Wednesday, March 18, 2020

Life Disrupted

Since midnight we are under an shelter-in-place order, joining six or seven other counties in the Bay Area. I just received the Nixle alert that Napa County will follow suit the day after tomorrow. We are supposed to stay at home for the next three weeks, and I have called it "house arrest". Of course it isn't anything like that. We can still go to the grocery store and the pharmacy; we can walk in the neighborhood or take a hike as long as we keep a distance of six feet to anybody else. The goal is to slow and hopefully eventually stop the rapid spread of the coronavirus. While this step should have been put in place weeks ago if the threat had been taken more seriously by our government, I'm glad that our local politicians have acted decisively.

While other people panic bought and hoarded toilet paper I went to the nursery yesterday and bought some plants so I can play in my garden. Yesterday I planted a pomegranate tree, something that had been on my mind for quite some time. The orange blossoms make my heart sing and the fruit is delicious.
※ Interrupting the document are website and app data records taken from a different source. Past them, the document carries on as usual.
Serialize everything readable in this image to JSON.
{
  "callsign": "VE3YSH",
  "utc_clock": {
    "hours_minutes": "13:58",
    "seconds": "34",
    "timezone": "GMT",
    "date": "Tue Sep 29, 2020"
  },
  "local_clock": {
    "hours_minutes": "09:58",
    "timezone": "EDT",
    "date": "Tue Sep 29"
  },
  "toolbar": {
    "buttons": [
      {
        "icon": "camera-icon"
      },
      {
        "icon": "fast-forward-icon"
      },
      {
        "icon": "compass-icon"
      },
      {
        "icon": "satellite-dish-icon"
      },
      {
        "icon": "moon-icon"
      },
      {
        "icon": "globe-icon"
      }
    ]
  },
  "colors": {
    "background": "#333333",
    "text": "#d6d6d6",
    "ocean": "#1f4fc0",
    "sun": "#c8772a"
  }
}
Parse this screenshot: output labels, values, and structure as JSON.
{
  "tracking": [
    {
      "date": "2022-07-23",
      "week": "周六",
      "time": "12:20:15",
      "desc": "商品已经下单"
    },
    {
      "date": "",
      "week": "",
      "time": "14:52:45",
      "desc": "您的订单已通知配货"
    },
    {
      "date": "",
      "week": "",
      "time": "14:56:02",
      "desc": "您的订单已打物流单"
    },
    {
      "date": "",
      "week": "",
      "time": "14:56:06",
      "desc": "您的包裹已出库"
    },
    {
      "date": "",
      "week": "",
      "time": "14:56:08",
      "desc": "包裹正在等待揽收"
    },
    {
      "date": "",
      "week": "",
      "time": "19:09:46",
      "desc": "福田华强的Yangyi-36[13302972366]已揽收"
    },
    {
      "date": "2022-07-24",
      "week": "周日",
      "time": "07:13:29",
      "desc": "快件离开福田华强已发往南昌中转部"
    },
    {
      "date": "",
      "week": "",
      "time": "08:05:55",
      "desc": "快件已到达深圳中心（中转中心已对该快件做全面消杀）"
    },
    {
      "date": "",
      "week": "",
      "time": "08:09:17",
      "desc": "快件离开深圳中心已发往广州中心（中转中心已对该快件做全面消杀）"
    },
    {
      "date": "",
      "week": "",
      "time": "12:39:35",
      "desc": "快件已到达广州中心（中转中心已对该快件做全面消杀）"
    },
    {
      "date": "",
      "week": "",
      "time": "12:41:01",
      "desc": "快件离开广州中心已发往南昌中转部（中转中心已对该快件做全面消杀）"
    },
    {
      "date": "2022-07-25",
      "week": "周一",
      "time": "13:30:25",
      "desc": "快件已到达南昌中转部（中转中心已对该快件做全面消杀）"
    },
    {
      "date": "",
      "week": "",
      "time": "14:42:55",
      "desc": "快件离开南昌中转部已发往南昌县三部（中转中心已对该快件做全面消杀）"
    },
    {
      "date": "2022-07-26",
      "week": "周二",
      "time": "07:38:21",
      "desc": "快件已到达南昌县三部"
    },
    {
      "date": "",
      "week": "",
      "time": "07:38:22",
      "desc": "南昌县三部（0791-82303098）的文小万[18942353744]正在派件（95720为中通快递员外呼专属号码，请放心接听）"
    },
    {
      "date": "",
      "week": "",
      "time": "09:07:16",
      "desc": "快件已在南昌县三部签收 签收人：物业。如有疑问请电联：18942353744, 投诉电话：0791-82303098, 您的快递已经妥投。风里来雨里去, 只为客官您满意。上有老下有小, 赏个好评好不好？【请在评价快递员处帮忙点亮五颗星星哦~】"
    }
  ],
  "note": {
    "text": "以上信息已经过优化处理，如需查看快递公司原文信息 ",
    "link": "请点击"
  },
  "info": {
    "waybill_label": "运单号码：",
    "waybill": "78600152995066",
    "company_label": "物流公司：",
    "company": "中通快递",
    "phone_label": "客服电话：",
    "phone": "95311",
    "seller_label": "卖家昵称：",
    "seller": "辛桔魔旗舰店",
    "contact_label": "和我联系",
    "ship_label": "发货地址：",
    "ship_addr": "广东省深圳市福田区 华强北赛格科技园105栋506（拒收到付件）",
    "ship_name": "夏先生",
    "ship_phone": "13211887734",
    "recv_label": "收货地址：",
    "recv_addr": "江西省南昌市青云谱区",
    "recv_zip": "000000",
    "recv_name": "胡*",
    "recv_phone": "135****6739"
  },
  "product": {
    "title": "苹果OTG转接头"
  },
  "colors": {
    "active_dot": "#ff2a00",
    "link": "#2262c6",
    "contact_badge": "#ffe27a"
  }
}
I still remember fondly the freshly pressed pomegranate juice in Turkey.

The garden has been waking up - the daffodils are long gone. My tulips came back, the peonies are pushing through the soil and the lilac is close to flowering.

I'm currently on spring break, but the high school will remain closed as well and teachers and students are getting ready for online teaching. As of today I don't know whether I need to go back to work next week since we're only two employees working in the library; I wouldn't mind going into work since I still have many textbooks to process and could do all the things that I haven't found the time for during the past several weeks.

Our German School has closed as well, but I'm keeping in touch with my students, sending them worksheets etc. Next week we will start online teaching - I'm currently figuring out the platform for it and will then test it with the staff at our campus. Ah, never a dull moment.

Apart from that there is lots I can do. Knitting, for example. I just finished this bird hat (and already sold it in my Etsy shop; I'm currently working on another one) and this pair of striped mismatched socks. Fortunately I have a good stockpile of yarn, and if I ever run out I can just email my local yarn store to get more.

I have also started to paint again. What a coincidence - I've signed up for a free five-day course called "The Layered Page" by Kellee Wynne - the tutorials are short videos of about 20 minutes, packed with ideas and techniques. I haven't painted or done any kind of mixed media art for two years or so and thoroughly enjoy this endeavor. Finally I've worked with the Gelli Plate that I got two or three years ago and hadn't used until this class. It's so much fun to create paper and collages.

And there's time for baking! Today I baked a loaf of whole wheat bread and a German hazelnut braid. Both are delicious - I'm afraid this "shelter-in-place" will result in a few more pounds on my hips.

We're also still getting mail - just today I received two gardening books that I had ordered. You can never have too many gardening books. The title under Kibeau's tail reads "Deer Resistant Design".

Do you think I will hit boredom anytime soon?

Sunday, March 1, 2020

The Lonesome Crab Cage

When I recently walked along the mostly deserted beach I came upon a crab cage or crab pot that was standing upright beneath a huge piece of driftwood. I first saw it from further away and couldn't quite make out what it actually was, but it became clear when I approached it. It must have been deposited here during a very high tide. Of course I took a closer look and put my camera to use.

Here on the West Coast crab cages are mainly used for catching Dungeness crab, both commerically and recreationally. Dungeness crab season starts on November 2nd, but over the past two years it had been delayed because of too few or too small crabs. The last full season we had was in 2017-2018. This season only started in December, a whole month late, and most of the commercial fishermen have already stopped since there were fewer crabs. There are still some very hardy fishermen who hold on and will try to catch crab until April. It's a hard way to make a living.

Crab of course is the main food at a crab feed of which we used to have quite a lot all over the county in the first few months of the year. Crab feeds are fundraisers, and we once were invited by our neighbors in our old neighborhood to join them. It was a lot of fun, albeit a bit messy.

Then I remembered that I had my lensball with me - I had fun playing around with it.

I wonder whether the crab cage will still be there when I go to the beach the next time.